Most of us, in making the transition from childhood to adulthood have very little useful sense of what it is that we’re supposed to be growing into. Is it maturity? Well, there are some remarkably immature senior citizens out there. Though maturity is certainly an element. And what about the various aspects of maturity? Physical, emotional, spiritual. What else is involved?
I think that adulthood is that season in our lives when we can reasonably demand, expect, and be viewed and treated as an equal—as an adult—by all those adults around us in society. We’ve given it some age tags: by this point you should at least be starting to make these adjustments, even if you haven’t finished them. And it’s a relational thing. It’s me expecting to be treated in a certain way and you treating me in that way. It’s younger people asserting their peerage and older members acknowledging it. Rights and responsibilities and priviliges are all tied in, but all they all stem from a certain basic recognition of the equal worth of each human being and how we give each other the dignity of recognizing that equality.

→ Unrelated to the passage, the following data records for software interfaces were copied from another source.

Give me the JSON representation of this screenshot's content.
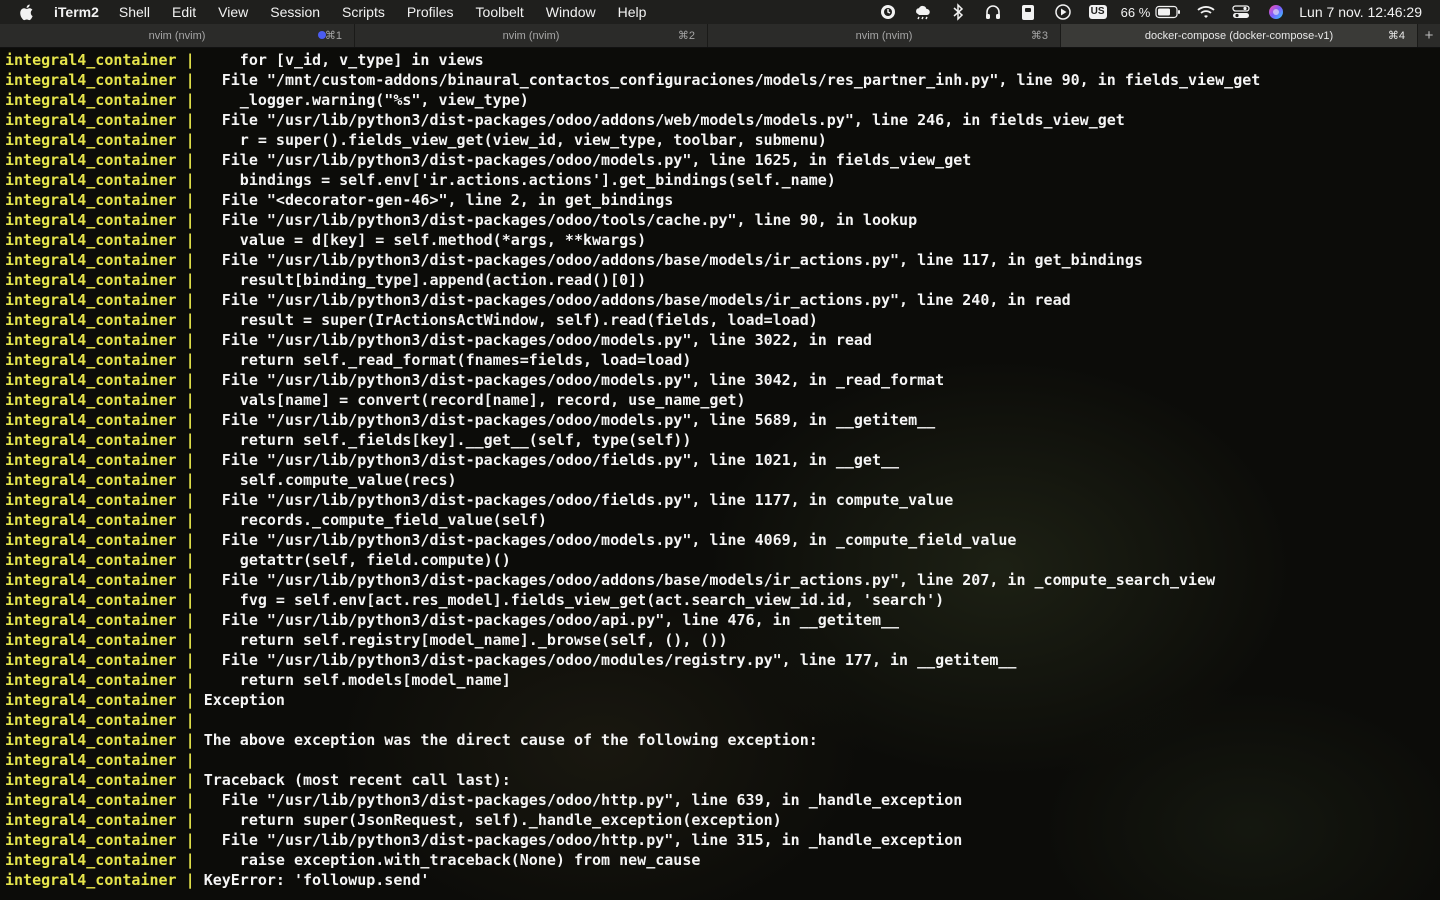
{
  "menubar": {
    "app_name": "iTerm2",
    "menus": [
      "Shell",
      "Edit",
      "View",
      "Session",
      "Scripts",
      "Profiles",
      "Toolbelt",
      "Window",
      "Help"
    ],
    "status": {
      "keyboard_layout": "US",
      "battery": "66 %",
      "datetime": "Lun 7 nov.  12:46:29"
    }
  },
  "tabs": [
    {
      "title": "nvim (nvim)",
      "shortcut": "⌘1",
      "active": false,
      "dot": true
    },
    {
      "title": "nvim (nvim)",
      "shortcut": "⌘2",
      "active": false,
      "dot": false
    },
    {
      "title": "nvim (nvim)",
      "shortcut": "⌘3",
      "active": false,
      "dot": false
    },
    {
      "title": "docker-compose (docker-compose-v1)",
      "shortcut": "⌘4",
      "active": true,
      "dot": false
    }
  ],
  "terminal": {
    "prefix": "integral4_container | ",
    "lines": [
      "    for [v_id, v_type] in views",
      "  File \"/mnt/custom-addons/binaural_contactos_configuraciones/models/res_partner_inh.py\", line 90, in fields_view_get",
      "    _logger.warning(\"%s\", view_type)",
      "  File \"/usr/lib/python3/dist-packages/odoo/addons/web/models/models.py\", line 246, in fields_view_get",
      "    r = super().fields_view_get(view_id, view_type, toolbar, submenu)",
      "  File \"/usr/lib/python3/dist-packages/odoo/models.py\", line 1625, in fields_view_get",
      "    bindings = self.env['ir.actions.actions'].get_bindings(self._name)",
      "  File \"<decorator-gen-46>\", line 2, in get_bindings",
      "  File \"/usr/lib/python3/dist-packages/odoo/tools/cache.py\", line 90, in lookup",
      "    value = d[key] = self.method(*args, **kwargs)",
      "  File \"/usr/lib/python3/dist-packages/odoo/addons/base/models/ir_actions.py\", line 117, in get_bindings",
      "    result[binding_type].append(action.read()[0])",
      "  File \"/usr/lib/python3/dist-packages/odoo/addons/base/models/ir_actions.py\", line 240, in read",
      "    result = super(IrActionsActWindow, self).read(fields, load=load)",
      "  File \"/usr/lib/python3/dist-packages/odoo/models.py\", line 3022, in read",
      "    return self._read_format(fnames=fields, load=load)",
      "  File \"/usr/lib/python3/dist-packages/odoo/models.py\", line 3042, in _read_format",
      "    vals[name] = convert(record[name], record, use_name_get)",
      "  File \"/usr/lib/python3/dist-packages/odoo/models.py\", line 5689, in __getitem__",
      "    return self._fields[key].__get__(self, type(self))",
      "  File \"/usr/lib/python3/dist-packages/odoo/fields.py\", line 1021, in __get__",
      "    self.compute_value(recs)",
      "  File \"/usr/lib/python3/dist-packages/odoo/fields.py\", line 1177, in compute_value",
      "    records._compute_field_value(self)",
      "  File \"/usr/lib/python3/dist-packages/odoo/models.py\", line 4069, in _compute_field_value",
      "    getattr(self, field.compute)()",
      "  File \"/usr/lib/python3/dist-packages/odoo/addons/base/models/ir_actions.py\", line 207, in _compute_search_view",
      "    fvg = self.env[act.res_model].fields_view_get(act.search_view_id.id, 'search')",
      "  File \"/usr/lib/python3/dist-packages/odoo/api.py\", line 476, in __getitem__",
      "    return self.registry[model_name]._browse(self, (), ())",
      "  File \"/usr/lib/python3/dist-packages/odoo/modules/registry.py\", line 177, in __getitem__",
      "    return self.models[model_name]",
      "Exception",
      "",
      "The above exception was the direct cause of the following exception:",
      "",
      "Traceback (most recent call last):",
      "  File \"/usr/lib/python3/dist-packages/odoo/http.py\", line 639, in _handle_exception",
      "    return super(JsonRequest, self)._handle_exception(exception)",
      "  File \"/usr/lib/python3/dist-packages/odoo/http.py\", line 315, in _handle_exception",
      "    raise exception.with_traceback(None) from new_cause",
      "KeyError: 'followup.send'"
    ]
  },
  "colors": {
    "prefix": "#e6e54b",
    "text": "#f5f5f5",
    "active_tab_dot": "#4b5cf0"
  }
}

So why does our culture, one supposedly based on freedom and equality have so many problems with people making that transition, and what's the church's role in all this? More, eventually.